| Exercise |
Output must match the records, character for character.
*** Records shown ***
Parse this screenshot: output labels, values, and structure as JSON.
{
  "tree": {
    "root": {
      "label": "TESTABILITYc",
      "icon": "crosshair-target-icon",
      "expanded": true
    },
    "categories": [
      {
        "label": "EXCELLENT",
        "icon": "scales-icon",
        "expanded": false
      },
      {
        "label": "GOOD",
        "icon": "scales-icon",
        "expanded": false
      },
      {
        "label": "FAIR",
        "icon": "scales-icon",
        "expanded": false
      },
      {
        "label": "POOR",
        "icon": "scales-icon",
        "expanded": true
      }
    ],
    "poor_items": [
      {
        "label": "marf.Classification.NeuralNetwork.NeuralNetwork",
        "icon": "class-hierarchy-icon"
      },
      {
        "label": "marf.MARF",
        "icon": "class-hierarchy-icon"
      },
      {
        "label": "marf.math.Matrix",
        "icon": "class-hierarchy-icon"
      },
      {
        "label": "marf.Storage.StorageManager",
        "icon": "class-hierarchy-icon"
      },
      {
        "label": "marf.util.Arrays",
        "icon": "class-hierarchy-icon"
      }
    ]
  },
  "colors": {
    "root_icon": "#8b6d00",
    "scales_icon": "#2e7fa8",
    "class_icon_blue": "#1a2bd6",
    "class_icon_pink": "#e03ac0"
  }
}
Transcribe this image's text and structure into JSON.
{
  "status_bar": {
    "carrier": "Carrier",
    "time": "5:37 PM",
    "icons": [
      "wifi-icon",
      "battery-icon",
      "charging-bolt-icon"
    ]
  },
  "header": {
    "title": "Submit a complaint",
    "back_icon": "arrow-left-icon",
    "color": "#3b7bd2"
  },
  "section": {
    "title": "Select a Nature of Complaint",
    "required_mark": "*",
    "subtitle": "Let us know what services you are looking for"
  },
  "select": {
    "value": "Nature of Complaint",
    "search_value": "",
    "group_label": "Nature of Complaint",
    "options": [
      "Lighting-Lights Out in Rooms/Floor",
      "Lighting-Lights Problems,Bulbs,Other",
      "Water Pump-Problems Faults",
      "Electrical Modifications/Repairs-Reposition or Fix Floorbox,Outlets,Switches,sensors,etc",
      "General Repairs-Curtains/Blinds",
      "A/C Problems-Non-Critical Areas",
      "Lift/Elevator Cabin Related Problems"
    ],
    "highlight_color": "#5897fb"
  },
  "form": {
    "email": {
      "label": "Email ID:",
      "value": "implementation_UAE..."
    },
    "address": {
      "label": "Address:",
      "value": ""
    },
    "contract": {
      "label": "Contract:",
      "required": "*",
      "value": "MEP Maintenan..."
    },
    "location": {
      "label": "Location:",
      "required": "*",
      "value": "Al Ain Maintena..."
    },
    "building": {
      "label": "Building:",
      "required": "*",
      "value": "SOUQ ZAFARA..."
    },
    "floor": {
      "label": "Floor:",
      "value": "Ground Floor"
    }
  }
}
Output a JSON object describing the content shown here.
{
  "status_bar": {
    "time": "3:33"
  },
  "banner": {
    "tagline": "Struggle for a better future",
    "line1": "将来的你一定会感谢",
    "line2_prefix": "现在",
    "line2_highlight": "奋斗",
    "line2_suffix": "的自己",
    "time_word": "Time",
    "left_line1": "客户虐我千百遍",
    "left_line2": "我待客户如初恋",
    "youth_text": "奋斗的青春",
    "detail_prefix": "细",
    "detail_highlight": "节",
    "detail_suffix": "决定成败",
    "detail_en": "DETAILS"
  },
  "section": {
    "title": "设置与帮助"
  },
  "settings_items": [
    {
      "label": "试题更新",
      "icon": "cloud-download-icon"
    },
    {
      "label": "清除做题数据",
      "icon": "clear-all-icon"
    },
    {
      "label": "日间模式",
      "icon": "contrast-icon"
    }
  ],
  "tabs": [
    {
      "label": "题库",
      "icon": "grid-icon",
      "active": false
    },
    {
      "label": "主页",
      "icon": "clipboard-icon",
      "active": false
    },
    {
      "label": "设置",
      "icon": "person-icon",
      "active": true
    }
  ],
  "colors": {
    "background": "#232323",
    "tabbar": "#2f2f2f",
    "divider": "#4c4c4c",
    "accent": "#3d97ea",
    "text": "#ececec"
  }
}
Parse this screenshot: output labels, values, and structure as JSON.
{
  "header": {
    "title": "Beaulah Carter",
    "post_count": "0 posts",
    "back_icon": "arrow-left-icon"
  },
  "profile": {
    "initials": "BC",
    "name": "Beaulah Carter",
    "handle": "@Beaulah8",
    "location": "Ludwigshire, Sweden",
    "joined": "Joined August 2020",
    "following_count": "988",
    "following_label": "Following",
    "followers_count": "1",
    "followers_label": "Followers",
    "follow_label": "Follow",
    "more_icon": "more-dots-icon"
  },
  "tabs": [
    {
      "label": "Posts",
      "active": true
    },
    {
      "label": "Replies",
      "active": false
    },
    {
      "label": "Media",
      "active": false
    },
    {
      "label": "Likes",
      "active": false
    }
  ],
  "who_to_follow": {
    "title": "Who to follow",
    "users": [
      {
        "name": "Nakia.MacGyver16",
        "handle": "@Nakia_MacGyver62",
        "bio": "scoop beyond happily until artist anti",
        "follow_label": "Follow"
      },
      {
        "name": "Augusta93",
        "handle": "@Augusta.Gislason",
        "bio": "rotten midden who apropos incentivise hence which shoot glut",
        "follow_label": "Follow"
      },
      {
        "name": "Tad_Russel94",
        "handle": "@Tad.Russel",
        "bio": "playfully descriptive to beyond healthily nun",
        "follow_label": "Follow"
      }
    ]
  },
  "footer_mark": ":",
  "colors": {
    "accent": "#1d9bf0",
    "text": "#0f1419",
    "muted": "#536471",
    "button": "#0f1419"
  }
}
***
| Finished task |
Parse this screenshot: output labels, values, and structure as JSON.
{
  "tree": {
    "root": {
      "label": "TESTABILITYc",
      "icon": "crosshair-target-icon",
      "expanded": true
    },
    "categories": [
      {
        "label": "EXCELLENT",
        "icon": "scales-icon",
        "expanded": false
      },
      {
        "label": "GOOD",
        "icon": "scales-icon",
        "expanded": false
      },
      {
        "label": "FAIR",
        "icon": "scales-icon",
        "expanded": false
      },
      {
        "label": "POOR",
        "icon": "scales-icon",
        "expanded": true
      }
    ],
    "poor_items": [
      {
        "label": "marf.Classification.NeuralNetwork.NeuralNetwork",
        "icon": "class-hierarchy-icon"
      },
      {
        "label": "marf.MARF",
        "icon": "class-hierarchy-icon"
      },
      {
        "label": "marf.math.Matrix",
        "icon": "class-hierarchy-icon"
      },
      {
        "label": "marf.Storage.StorageManager",
        "icon": "class-hierarchy-icon"
      },
      {
        "label": "marf.util.Arrays",
        "icon": "class-hierarchy-icon"
      }
    ]
  },
  "colors": {
    "root_icon": "#8b6d00",
    "scales_icon": "#2e7fa8",
    "class_icon_blue": "#1a2bd6",
    "class_icon_pink": "#e03ac0"
  }
}
Transcribe this image's text and structure into JSON.
{
  "status_bar": {
    "carrier": "Carrier",
    "time": "5:37 PM",
    "icons": [
      "wifi-icon",
      "battery-icon",
      "charging-bolt-icon"
    ]
  },
  "header": {
    "title": "Submit a complaint",
    "back_icon": "arrow-left-icon",
    "color": "#3b7bd2"
  },
  "section": {
    "title": "Select a Nature of Complaint",
    "required_mark": "*",
    "subtitle": "Let us know what services you are looking for"
  },
  "select": {
    "value": "Nature of Complaint",
    "search_value": "",
    "group_label": "Nature of Complaint",
    "options": [
      "Lighting-Lights Out in Rooms/Floor",
      "Lighting-Lights Problems,Bulbs,Other",
      "Water Pump-Problems Faults",
      "Electrical Modifications/Repairs-Reposition or Fix Floorbox,Outlets,Switches,sensors,etc",
      "General Repairs-Curtains/Blinds",
      "A/C Problems-Non-Critical Areas",
      "Lift/Elevator Cabin Related Problems"
    ],
    "highlight_color": "#5897fb"
  },
  "form": {
    "email": {
      "label": "Email ID:",
      "value": "implementation_UAE..."
    },
    "address": {
      "label": "Address:",
      "value": ""
    },
    "contract": {
      "label": "Contract:",
      "required": "*",
      "value": "MEP Maintenan..."
    },
    "location": {
      "label": "Location:",
      "required": "*",
      "value": "Al Ain Maintena..."
    },
    "building": {
      "label": "Building:",
      "required": "*",
      "value": "SOUQ ZAFARA..."
    },
    "floor": {
      "label": "Floor:",
      "value": "Ground Floor"
    }
  }
}
Output a JSON object describing the content shown here.
{
  "status_bar": {
    "time": "3:33"
  },
  "banner": {
    "tagline": "Struggle for a better future",
    "line1": "将来的你一定会感谢",
    "line2_prefix": "现在",
    "line2_highlight": "奋斗",
    "line2_suffix": "的自己",
    "time_word": "Time",
    "left_line1": "客户虐我千百遍",
    "left_line2": "我待客户如初恋",
    "youth_text": "奋斗的青春",
    "detail_prefix": "细",
    "detail_highlight": "节",
    "detail_suffix": "决定成败",
    "detail_en": "DETAILS"
  },
  "section": {
    "title": "设置与帮助"
  },
  "settings_items": [
    {
      "label": "试题更新",
      "icon": "cloud-download-icon"
    },
    {
      "label": "清除做题数据",
      "icon": "clear-all-icon"
    },
    {
      "label": "日间模式",
      "icon": "contrast-icon"
    }
  ],
  "tabs": [
    {
      "label": "题库",
      "icon": "grid-icon",
      "active": false
    },
    {
      "label": "主页",
      "icon": "clipboard-icon",
      "active": false
    },
    {
      "label": "设置",
      "icon": "person-icon",
      "active": true
    }
  ],
  "colors": {
    "background": "#232323",
    "tabbar": "#2f2f2f",
    "divider": "#4c4c4c",
    "accent": "#3d97ea",
    "text": "#ececec"
  }
}
Parse this screenshot: output labels, values, and structure as JSON.
{
  "header": {
    "title": "Beaulah Carter",
    "post_count": "0 posts",
    "back_icon": "arrow-left-icon"
  },
  "profile": {
    "initials": "BC",
    "name": "Beaulah Carter",
    "handle": "@Beaulah8",
    "location": "Ludwigshire, Sweden",
    "joined": "Joined August 2020",
    "following_count": "988",
    "following_label": "Following",
    "followers_count": "1",
    "followers_label": "Followers",
    "follow_label": "Follow",
    "more_icon": "more-dots-icon"
  },
  "tabs": [
    {
      "label": "Posts",
      "active": true
    },
    {
      "label": "Replies",
      "active": false
    },
    {
      "label": "Media",
      "active": false
    },
    {
      "label": "Likes",
      "active": false
    }
  ],
  "who_to_follow": {
    "title": "Who to follow",
    "users": [
      {
        "name": "Nakia.MacGyver16",
        "handle": "@Nakia_MacGyver62",
        "bio": "scoop beyond happily until artist anti",
        "follow_label": "Follow"
      },
      {
        "name": "Augusta93",
        "handle": "@Augusta.Gislason",
        "bio": "rotten midden who apropos incentivise hence which shoot glut",
        "follow_label": "Follow"
      },
      {
        "name": "Tad_Russel94",
        "handle": "@Tad.Russel",
        "bio": "playfully descriptive to beyond healthily nun",
        "follow_label": "Follow"
      }
    ]
  },
  "footer_mark": ":",
  "colors": {
    "accent": "#1d9bf0",
    "text": "#0f1419",
    "muted": "#536471",
    "button": "#0f1419"
  }
}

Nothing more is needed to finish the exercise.